“Mexillenials” took center stage at the 2018 Billboard Latin Music Conference on Tuesday for the highly anticipated Rise of the Mexillenials Panel.
Mexican and millennial artists Ulices Chaidez, Virlán García, Adriel Favela, Christian Nodal, Cornelio Vega Jr. and Jesús Mendoza discussed the evolution of regional Mexican music with moderator Pepe Garza. No topics were off limits for the discussion: The panelists spoke about the hardships of being in the industry and why it’s important that regional Mexican artists join forces and follow in the footsteps of reggaetoneros and Latin trap artists.
Here are the most memorable moments from the chat (panel was translated from Spanish for this article):
What surprised them most about the industry…
Cornelio Vega: “Not getting enough sleep. I didn’t think I would be constantly on a plane. We get out of a concert at like 3 a.m. and jump on a plane. It’s tough.”
Adriel Favela: “The business side. It can be very cruel if we don’t pay attention. We like to be onstage and enjoy being with our fans, but the contracts and the money stuff, that’s hard to keep up with.”
Jesús Mendoza: “The diet. That’s the most difficult to maintain for me. We’re done at 2 a.m. or 4 a.m and it’s part of the show and the process.”
Christian Nodal: “The responsibility. Because of social media, you can instantly reflect what you have in your mind. We have to be responsible about what we transmit. We have to be careful because everyone is watching you, including kids.”
Virlan García: “All the sacrifices we have to make. Not being able to be with our family. It’s the most difficult for me.”
How to deal with the haters…

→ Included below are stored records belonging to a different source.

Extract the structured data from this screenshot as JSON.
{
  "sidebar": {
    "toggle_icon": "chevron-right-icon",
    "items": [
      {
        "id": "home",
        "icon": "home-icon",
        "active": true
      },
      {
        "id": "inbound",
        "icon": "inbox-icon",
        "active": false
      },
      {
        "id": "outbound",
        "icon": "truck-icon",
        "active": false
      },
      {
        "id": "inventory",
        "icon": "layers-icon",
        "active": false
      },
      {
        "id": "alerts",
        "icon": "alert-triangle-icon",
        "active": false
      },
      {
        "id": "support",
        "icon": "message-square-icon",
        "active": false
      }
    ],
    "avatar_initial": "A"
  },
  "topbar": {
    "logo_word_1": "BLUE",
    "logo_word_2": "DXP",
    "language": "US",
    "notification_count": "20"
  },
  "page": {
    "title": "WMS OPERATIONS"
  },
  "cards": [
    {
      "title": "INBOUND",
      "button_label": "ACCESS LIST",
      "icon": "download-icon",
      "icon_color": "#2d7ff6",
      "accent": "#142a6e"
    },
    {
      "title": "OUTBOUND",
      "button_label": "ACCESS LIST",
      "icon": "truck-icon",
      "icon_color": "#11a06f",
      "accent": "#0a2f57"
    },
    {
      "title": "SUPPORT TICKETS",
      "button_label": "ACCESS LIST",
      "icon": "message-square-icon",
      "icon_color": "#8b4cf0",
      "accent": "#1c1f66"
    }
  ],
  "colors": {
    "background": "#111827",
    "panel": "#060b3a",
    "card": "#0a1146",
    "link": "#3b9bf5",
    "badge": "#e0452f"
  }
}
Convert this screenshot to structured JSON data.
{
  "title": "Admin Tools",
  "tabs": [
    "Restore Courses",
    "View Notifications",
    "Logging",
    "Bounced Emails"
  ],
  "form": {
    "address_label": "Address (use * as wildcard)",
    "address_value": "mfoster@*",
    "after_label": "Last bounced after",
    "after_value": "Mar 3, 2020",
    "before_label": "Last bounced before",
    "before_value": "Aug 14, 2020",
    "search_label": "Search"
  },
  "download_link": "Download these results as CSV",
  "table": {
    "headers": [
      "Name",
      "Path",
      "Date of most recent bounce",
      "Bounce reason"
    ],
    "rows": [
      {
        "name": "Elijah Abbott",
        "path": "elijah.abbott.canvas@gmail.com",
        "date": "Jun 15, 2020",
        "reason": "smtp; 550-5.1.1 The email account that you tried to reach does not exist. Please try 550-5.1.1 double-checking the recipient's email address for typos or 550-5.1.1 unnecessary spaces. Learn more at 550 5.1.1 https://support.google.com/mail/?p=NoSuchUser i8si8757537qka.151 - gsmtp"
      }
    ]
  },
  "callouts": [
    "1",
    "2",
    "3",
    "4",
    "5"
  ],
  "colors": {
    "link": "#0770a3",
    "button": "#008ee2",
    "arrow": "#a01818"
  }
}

Nodal: “Everything is through the internet or social media. That’s where the ‘brave’ ones are at. Why do they do that? It’s people who have a lot of hate in their hearts and are dealing with insecurities. They have a lot of time on their hands. I always just leave as is and don’t pay attention to the comment. I don’t take it to heart.”
Vega Jr.: “If it’s not something that will help us at all, just don’t pay attention. At first when I began my career, I would answer and say negative things back. But I’ve learned to deal with them and just not pay attention.”
Mendoza: “When we’re doing something positive and people start to talk, it’s just a sign that we’re advancing. Never look to the left, to the right or back, only forward.”
Favela: “We’re humans, but people expect us to be perfect. We’re like everyone else too, so these comments can hurt us. But if we’re focused on our goals, those comments shouldn’t affect us.
Chaidez: “It was difficult at the beginning. I wanted to show what I had and my talent and people criticized and judged me. I always knew it would be difficult, but I never lost focus. It’s better that people talk instead of there being silence.”
Thoughts on corridos “verdes” (corridos about weed or other drugs)…
García: “It’s nothing new. I used to listen to Larry Hernandez, and his music seemed very different. If you have a solid foundation at home, then that’s all that matters.”
Nodal: “Everyone is different and has different tastes in music. I don’t use drugs but other people do and might like these songs, and so I respect that … It’s not cool for them to blame the artists or the music if people who use drugs are listening to corridos. In previous times, they have perhaps listened to rap music, but now they have chosen corridos.”
Vega Jr.: “Let’s make music for everyone. Romantic music for those that are in love. Fun corridos for those that want to party and those who enjoy the ‘green’ corridos.”
Adriel: “Corridos have evolved. They’ve existed before our time, and that’s their way of storytelling. There are different types of corridos and we have to evolve along with the music, too.”
What other genres they listen to…
Ulices: “I listen to a lot of other genres, like reggaetón. It has helped me write lyrics and make music. Listening to other genres helps me create new ideas. In reggaetón, they are very united and there are a lot of duets. Let’s do the same and collaborate. You don’t see that in regional Mexican.”
García: “I listen to reggaetón and I dance to it. I listen to reggaetón when I’m with my friends, but I can also listen to mariachi and pop. It helps me as a songwriter and create more authentic music.”
Nodal: “I do listen to other music like reggaetón and other stuff. I was talking to my colleagues here before the panel and we have a mentality of uniting because it makes the genre stronger. We’re in an era where people listen to whatever they want, there are no stereotypes, but to make regional Mexican stronger we have to unite and make music together. Let’s not destroy our genre.”
For schedules, venues and additional information, visit billboardlatinconference.com.